DESCRIPTION OF THE TASK:
In the listing below, how many lines contain "iMedy"? Answer with the number alone.

= Beginning of Section =

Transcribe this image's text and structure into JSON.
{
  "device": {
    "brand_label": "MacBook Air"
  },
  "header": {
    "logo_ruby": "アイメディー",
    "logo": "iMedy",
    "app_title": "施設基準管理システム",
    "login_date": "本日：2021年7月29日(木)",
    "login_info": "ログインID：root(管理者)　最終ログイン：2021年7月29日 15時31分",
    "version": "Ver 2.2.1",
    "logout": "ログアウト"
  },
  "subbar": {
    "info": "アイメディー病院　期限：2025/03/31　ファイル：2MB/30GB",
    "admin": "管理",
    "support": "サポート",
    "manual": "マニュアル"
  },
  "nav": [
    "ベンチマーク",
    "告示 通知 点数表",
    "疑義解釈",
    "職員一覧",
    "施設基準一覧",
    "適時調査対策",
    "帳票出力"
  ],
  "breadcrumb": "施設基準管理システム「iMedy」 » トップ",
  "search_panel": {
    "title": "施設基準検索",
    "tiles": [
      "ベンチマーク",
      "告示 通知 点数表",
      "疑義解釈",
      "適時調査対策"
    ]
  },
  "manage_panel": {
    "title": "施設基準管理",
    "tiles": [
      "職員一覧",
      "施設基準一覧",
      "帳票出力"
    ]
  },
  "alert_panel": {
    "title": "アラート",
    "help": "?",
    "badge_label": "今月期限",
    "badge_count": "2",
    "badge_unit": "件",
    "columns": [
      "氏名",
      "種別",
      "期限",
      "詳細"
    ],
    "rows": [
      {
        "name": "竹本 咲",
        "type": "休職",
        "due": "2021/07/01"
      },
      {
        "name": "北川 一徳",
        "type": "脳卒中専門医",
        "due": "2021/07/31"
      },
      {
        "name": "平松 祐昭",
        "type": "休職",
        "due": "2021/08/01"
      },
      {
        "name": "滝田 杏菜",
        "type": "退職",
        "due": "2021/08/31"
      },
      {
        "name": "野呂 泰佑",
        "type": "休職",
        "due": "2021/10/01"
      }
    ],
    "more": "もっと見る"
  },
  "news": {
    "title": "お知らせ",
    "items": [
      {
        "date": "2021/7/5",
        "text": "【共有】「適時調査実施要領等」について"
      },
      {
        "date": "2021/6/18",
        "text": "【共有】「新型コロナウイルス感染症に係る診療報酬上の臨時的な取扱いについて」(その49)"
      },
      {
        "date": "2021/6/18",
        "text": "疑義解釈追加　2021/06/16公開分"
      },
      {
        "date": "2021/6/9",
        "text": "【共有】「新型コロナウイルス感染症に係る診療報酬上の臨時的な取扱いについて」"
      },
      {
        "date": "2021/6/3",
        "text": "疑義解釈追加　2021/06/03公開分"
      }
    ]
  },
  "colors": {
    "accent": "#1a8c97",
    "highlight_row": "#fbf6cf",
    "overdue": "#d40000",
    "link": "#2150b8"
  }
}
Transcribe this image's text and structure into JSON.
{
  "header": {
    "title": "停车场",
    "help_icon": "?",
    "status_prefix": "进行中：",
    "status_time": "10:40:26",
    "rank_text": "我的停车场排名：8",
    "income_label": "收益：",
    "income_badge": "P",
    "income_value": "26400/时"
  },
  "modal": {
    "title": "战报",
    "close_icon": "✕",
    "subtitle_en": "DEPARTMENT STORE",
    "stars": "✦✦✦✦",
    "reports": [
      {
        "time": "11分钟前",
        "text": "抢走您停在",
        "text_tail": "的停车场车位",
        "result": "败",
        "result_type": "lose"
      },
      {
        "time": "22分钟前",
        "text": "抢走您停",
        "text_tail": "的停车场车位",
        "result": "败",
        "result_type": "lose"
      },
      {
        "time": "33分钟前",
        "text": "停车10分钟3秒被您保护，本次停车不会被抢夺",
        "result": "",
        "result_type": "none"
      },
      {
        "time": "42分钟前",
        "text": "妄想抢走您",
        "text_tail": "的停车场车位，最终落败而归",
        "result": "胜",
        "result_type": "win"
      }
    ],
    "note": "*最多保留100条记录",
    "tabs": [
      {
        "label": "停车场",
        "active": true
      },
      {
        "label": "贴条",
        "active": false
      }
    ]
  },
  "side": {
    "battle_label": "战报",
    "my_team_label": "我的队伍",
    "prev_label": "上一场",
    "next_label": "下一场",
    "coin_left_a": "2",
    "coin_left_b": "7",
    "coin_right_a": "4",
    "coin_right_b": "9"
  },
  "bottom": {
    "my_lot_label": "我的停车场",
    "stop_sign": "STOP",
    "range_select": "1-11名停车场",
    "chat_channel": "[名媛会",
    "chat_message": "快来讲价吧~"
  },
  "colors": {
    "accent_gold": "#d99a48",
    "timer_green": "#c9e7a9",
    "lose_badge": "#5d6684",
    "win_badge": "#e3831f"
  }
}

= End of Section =
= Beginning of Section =

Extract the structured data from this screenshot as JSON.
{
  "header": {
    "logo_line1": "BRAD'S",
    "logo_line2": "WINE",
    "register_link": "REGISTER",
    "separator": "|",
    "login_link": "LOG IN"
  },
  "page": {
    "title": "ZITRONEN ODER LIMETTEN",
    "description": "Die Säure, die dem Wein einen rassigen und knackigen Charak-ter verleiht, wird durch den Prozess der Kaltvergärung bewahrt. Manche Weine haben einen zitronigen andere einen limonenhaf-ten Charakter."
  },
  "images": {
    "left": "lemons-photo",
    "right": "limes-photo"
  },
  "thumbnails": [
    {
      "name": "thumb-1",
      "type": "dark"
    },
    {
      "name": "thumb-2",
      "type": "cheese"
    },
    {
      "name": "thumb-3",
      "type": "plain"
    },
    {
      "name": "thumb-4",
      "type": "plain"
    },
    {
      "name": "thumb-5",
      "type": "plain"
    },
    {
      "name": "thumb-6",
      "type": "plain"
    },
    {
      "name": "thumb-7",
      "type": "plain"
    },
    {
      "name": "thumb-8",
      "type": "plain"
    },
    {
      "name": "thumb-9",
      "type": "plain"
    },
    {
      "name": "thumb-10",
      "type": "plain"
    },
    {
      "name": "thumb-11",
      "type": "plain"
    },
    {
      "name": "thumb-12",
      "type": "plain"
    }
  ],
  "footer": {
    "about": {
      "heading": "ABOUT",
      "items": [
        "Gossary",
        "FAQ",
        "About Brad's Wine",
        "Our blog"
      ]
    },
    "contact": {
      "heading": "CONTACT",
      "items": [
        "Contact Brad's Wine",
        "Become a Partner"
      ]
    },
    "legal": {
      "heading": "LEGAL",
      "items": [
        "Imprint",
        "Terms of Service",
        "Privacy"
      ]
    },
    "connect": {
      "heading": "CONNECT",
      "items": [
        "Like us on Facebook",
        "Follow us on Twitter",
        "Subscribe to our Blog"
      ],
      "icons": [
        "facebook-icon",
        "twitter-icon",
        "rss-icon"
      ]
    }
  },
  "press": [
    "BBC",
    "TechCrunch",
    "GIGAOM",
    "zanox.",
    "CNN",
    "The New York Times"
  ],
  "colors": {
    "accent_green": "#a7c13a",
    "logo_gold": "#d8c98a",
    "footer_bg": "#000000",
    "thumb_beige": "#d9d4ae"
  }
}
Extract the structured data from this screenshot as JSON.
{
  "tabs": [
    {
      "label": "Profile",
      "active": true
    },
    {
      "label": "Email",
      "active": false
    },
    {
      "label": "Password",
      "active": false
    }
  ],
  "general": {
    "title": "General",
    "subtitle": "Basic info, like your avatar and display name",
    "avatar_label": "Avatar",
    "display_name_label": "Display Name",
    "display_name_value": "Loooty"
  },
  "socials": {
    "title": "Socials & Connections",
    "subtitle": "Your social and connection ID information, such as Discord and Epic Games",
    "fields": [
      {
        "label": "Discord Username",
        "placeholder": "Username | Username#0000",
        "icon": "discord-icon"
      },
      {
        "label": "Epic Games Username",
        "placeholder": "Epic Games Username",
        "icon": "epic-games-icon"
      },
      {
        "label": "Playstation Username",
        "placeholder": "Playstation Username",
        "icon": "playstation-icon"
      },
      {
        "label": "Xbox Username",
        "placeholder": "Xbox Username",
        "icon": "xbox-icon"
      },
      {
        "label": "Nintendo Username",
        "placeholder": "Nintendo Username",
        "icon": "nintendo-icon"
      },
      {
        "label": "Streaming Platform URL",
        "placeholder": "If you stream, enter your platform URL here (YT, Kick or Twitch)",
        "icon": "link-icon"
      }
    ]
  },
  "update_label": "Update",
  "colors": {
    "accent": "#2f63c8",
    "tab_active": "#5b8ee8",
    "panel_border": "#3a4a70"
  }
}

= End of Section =

THE COMPLETED TASK:
2